Dominoes falling as Herriman prepares to develop 100 acres along MVC

May 03, 2019 09:43AM ● By Travis Barton

The proposed site plan for the 100 acres of land located west of Mountain View Corridor and north of 12600 South. (Courtesy Herriman City)

By Travis Barton | [email protected]

In a potential boon to Herriman’s sales tax revenue, the city council continued rezoning large swaths of land along Mountain View Corridor for an auto mall special district and commercial zone. 

Located at approximately 4950 West and 12600 South, the estimated 100 acres of land is in the process of being rezoned to attract an auto mall, while a portion of land along 12600 South will be commercial. City officials have received several proposals for entertainment/recreational developments for the commercial area. 

If developed as planned, according to city documents, approximately 90 acres will be the auto mall with 10 acres along 12600 South will serve as commercial.

The potential development, city officials said, will provide local sales and services, jobs and increased revenue for the city. 

Councilwoman Nicole Martin said during the March 13 council meeting that the council’s philosophy is balancing the community between sales tax revenue generators (like auto malls and businesses) and residential housing. 

“What you’ll see from this council moving forward is those types of projects that take the tracks of land and look for alternate uses to balance out the really heavy residential growth that we’ve had,” Martin said.
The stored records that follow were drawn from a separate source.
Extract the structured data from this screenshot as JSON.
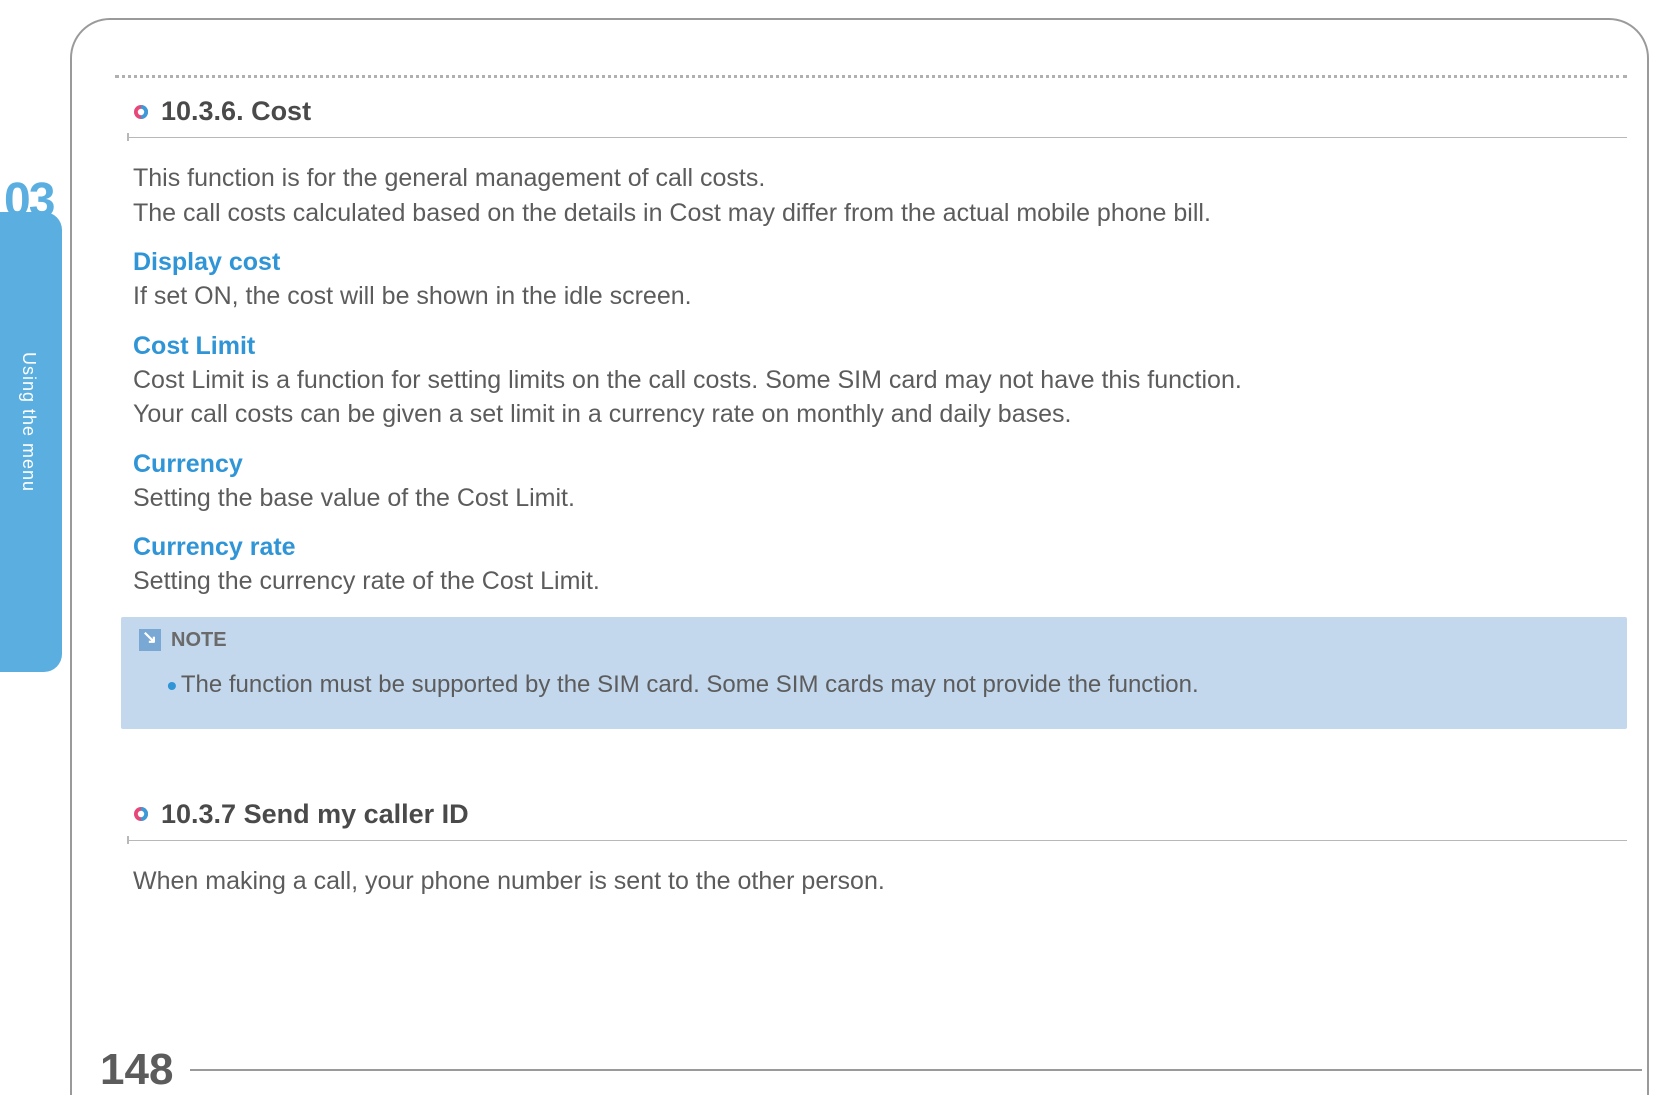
{
  "chapter": {
    "number": "03",
    "label": "Using the menu"
  },
  "page_number": "148",
  "sections": [
    {
      "heading": "10.3.6. Cost",
      "intro": "This function is for the general management of call costs.\nThe call costs calculated based on the details in Cost may differ from the actual mobile phone bill.",
      "subs": [
        {
          "title": "Display cost",
          "body": "If set ON, the cost will be shown in the idle screen."
        },
        {
          "title": "Cost Limit",
          "body": "Cost Limit is a function for setting limits on the call costs. Some SIM card may not have this function.\nYour call costs can be given a set limit in a currency rate on monthly and daily bases."
        },
        {
          "title": "Currency",
          "body": "Setting the base value of the Cost Limit."
        },
        {
          "title": "Currency rate",
          "body": "Setting the currency rate of the Cost Limit."
        }
      ],
      "note": {
        "label": "NOTE",
        "items": [
          "The function must be supported by the SIM card. Some SIM cards may not provide the function."
        ]
      }
    },
    {
      "heading": "10.3.7 Send my caller ID",
      "intro": "When making a call, your phone number is sent to the other person."
    }
  ]
}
In December, the council approved an adjustment to the city’s land code creating an auto mall special district. In March, almost 23 acres was rezoned to auto mall and commercial by the council, with a further 4.2 acres rezoned for the same purpose in April. 

No exclusively used car sales lots will be permitted, according to city documents. 

Residents to the west of the proposed area expressed concerns at a neighborhood meeting in February about effects on property values, lighting, traffic and pollution. 

City Planner Michael Maloy explained during a March council meeting every project proposed for the property will go through additional site plan reviews. There will also be a 6-foot wall, 28 feet of landscaping, a four-lane road and an additional 28 feet of landscaping separating the auto mall from residents to the west. 

“This is very unusual to see 28 feet of landscaping on either side of the main street accessions,” he said. “So, there will be quite a bit of opportunity to buffer or mitigate potential impacts.” 

Councilman Clint Smith added that part of the street alignment would include future allowances for a TRAX line to be built there. 

“We’ve done a lot of forethought and planning, especially in this area, recognizing there is residential in this area, and we knew we wanted some type of retail along the front edge of Mountain View Corridor,” Smith said. “There’s been a lot of thought put into this, how to buffer that appropriately.”